● **Your task**:
Output the listing below exactly, minus its images.

● **Records to process**:
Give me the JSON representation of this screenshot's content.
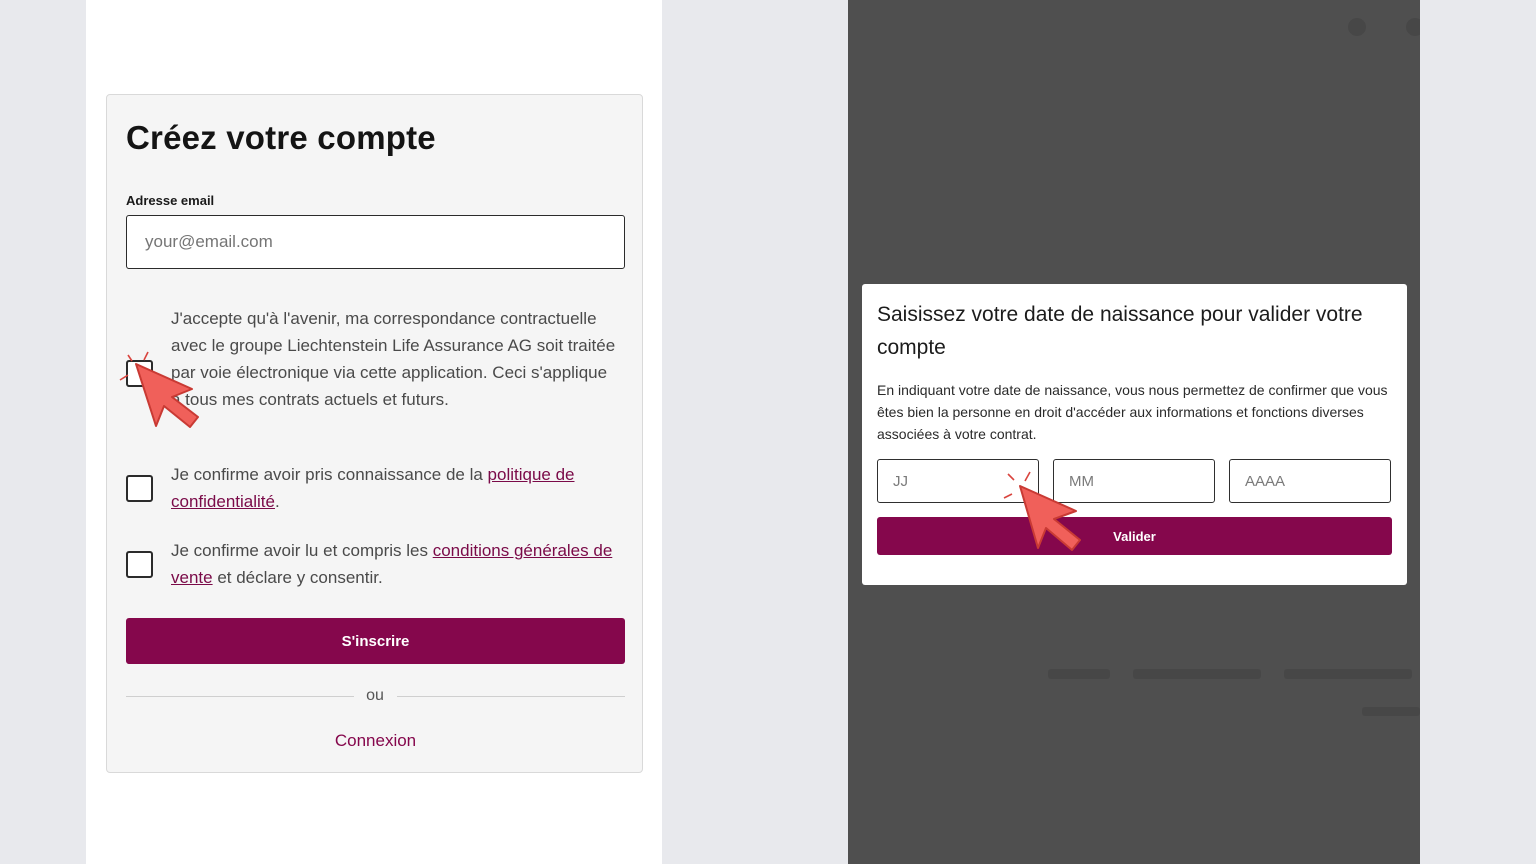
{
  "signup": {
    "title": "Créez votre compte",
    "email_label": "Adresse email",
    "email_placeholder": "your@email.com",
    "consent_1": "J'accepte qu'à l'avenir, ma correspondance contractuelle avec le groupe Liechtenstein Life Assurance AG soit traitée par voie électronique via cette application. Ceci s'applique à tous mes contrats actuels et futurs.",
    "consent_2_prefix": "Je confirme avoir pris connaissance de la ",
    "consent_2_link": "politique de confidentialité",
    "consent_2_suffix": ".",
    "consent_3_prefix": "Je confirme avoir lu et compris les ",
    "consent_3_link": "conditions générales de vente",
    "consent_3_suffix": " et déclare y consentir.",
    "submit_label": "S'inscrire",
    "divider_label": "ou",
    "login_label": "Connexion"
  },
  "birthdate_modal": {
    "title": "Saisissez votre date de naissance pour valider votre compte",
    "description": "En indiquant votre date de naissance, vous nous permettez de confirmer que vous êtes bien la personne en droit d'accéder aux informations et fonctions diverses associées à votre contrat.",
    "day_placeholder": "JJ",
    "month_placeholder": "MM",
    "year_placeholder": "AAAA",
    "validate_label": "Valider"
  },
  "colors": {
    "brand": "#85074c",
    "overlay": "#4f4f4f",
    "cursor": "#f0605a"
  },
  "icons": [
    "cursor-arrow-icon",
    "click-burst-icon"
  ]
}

● **Written response**:
Give me the JSON representation of this screenshot's content.
{
  "signup": {
    "title": "Créez votre compte",
    "email_label": "Adresse email",
    "email_placeholder": "your@email.com",
    "consent_1": "J'accepte qu'à l'avenir, ma correspondance contractuelle avec le groupe Liechtenstein Life Assurance AG soit traitée par voie électronique via cette application. Ceci s'applique à tous mes contrats actuels et futurs.",
    "consent_2_prefix": "Je confirme avoir pris connaissance de la ",
    "consent_2_link": "politique de confidentialité",
    "consent_2_suffix": ".",
    "consent_3_prefix": "Je confirme avoir lu et compris les ",
    "consent_3_link": "conditions générales de vente",
    "consent_3_suffix": " et déclare y consentir.",
    "submit_label": "S'inscrire",
    "divider_label": "ou",
    "login_label": "Connexion"
  },
  "birthdate_modal": {
    "title": "Saisissez votre date de naissance pour valider votre compte",
    "description": "En indiquant votre date de naissance, vous nous permettez de confirmer que vous êtes bien la personne en droit d'accéder aux informations et fonctions diverses associées à votre contrat.",
    "day_placeholder": "JJ",
    "month_placeholder": "MM",
    "year_placeholder": "AAAA",
    "validate_label": "Valider"
  },
  "colors": {
    "brand": "#85074c",
    "overlay": "#4f4f4f",
    "cursor": "#f0605a"
  },
  "icons": [
    "cursor-arrow-icon",
    "click-burst-icon"
  ]
}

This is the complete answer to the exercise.